The murals were merely hidden from public view, not modified or destroyed. A law school that covered up two controversial murals with acoustic panels in order to hide them from public view did not violate the rights of the visual artist who created the murals, the U.S. Court of Appeals for the Second Circuit has…

A long legal battle over the status of “the greatest of all cheeses,” comes to an apparent end. A federal court in Virginia correctly relied on standards of identity written by the Food and Drug Administration to conclude that the word GRUYERE was not entitled to geographical trademark protection, the U.S. Court of Appeals for…

A district court was too hasty in rejecting the safe distance rule. A federal district court in Detroit must reconsider its decision to allow the Indian maker of an off-road vehicle to release a redesigned product that ostensibly did not infringe the trade dress of the venerable Jeep brand, the U.S. Court of Appeals for…

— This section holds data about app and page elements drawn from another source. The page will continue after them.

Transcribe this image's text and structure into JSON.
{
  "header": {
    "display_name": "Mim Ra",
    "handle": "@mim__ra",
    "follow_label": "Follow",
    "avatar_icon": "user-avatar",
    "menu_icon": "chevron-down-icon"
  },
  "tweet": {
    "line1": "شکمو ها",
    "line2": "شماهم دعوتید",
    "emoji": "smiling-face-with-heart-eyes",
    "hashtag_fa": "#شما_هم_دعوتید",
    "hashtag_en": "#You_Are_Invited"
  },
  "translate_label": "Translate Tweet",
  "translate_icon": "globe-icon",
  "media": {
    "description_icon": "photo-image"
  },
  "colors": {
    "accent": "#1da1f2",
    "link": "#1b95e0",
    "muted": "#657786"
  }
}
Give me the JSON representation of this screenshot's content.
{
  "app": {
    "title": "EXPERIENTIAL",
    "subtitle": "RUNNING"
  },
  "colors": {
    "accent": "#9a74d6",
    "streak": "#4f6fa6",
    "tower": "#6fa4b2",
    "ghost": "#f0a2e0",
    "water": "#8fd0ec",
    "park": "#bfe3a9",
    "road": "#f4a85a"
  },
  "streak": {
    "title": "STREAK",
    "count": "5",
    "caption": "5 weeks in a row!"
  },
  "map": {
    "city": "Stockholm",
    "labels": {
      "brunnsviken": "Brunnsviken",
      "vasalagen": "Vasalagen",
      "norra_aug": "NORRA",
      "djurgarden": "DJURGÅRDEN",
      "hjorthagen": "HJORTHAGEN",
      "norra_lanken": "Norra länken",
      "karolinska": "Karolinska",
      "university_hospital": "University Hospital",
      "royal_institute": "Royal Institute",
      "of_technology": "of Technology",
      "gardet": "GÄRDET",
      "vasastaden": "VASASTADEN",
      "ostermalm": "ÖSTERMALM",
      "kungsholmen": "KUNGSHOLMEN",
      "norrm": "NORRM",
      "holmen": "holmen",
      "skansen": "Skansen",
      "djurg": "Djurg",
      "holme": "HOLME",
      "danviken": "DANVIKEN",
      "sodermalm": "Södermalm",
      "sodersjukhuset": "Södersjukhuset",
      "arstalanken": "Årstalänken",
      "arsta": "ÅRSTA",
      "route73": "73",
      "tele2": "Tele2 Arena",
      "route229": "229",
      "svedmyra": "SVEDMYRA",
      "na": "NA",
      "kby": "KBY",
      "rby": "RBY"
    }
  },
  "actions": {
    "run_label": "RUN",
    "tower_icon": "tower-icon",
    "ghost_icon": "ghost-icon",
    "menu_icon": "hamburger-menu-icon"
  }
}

Pepsi earns reversal of pretrial order that would have required it to stop marketing a new Mountain Dew product. A federal district court was wrong to enjoin Pepsi from continuing to market a canned energy drink under the Mountain Dew line under the name of “rise energy” because the owner of the RISE mark was…

Traditional limitations on trademarking a personal name give way to free speech interests when it comes to prominent public officials. The Trademark Trial and Appeal Board violated the First Amendment rights of a trademark applicant when it denied registration to his t-shirt that disparaged former President Trump, the U.S. Court of Appeals for the Federal…

A district court rightly enjoined a Wyoming trial lawyer training program from purporting to be the “true board” of a competing program from which it had recently split, the U.S. Court of Appeals for the Tenth Circuit has held. But the court of appeals, while upholding the injunction against the splinter academy, found that the…

Although the federal court stayed its action to allow a state court to determine the scope of certain licenses, the stay could not be reviewed on appeal because it did not effectively end the federal court litigation. A federal court’s decision to temporarily stay a trademark lawsuit in order to allow a state court to…

Substantial evidence supported the Trademark Trial and Appeal Board’s finding that another company, and not the trademark holder, actually used the mark in commerce. The Trademark Trial and Appeal Board (TTAB) correctly determined that a Korean biopharmaceutical company did not use in commerce the mark for a nutritional product that purportedly improves brain performance, the…